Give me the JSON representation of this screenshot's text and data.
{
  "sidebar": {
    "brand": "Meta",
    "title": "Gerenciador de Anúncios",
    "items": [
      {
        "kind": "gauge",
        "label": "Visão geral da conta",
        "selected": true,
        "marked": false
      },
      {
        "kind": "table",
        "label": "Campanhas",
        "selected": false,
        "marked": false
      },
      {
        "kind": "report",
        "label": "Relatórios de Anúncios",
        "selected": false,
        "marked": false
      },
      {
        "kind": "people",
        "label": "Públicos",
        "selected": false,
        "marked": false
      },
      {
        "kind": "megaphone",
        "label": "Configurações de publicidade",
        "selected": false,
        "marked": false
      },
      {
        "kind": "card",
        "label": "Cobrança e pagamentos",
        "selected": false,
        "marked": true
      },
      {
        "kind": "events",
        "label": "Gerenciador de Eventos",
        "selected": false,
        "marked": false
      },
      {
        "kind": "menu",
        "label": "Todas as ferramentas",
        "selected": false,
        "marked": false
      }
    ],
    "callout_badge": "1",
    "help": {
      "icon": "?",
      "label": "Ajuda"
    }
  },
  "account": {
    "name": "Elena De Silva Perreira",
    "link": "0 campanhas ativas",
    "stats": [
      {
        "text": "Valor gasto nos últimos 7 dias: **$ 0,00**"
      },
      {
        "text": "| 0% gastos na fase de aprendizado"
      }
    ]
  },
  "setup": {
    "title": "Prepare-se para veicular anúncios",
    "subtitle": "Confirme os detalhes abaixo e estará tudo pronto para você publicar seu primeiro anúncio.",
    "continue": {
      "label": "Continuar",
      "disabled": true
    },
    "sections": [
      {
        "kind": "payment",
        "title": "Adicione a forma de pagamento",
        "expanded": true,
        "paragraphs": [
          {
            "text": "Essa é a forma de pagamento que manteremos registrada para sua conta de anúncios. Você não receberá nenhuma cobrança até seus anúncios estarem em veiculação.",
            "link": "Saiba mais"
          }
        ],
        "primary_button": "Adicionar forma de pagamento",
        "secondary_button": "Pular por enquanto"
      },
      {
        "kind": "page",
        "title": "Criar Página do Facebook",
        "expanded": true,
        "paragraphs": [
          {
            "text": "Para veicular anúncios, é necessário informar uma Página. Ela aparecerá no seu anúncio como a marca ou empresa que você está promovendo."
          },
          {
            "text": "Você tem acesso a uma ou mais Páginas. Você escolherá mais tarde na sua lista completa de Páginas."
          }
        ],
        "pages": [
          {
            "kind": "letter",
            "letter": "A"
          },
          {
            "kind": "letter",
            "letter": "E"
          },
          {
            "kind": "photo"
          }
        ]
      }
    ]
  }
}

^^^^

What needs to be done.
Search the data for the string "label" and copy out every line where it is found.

Answer to the problem.
        "label": "Visão geral da conta",
        "label": "Campanhas",
        "label": "Relatórios de Anúncios",
        "label": "Públicos",
        "label": "Configurações de publicidade",
        "label": "Cobrança e pagamentos",
        "label": "Gerenciador de Eventos",
        "label": "Todas as ferramentas",
      "label": "Ajuda"
      "label": "Continuar",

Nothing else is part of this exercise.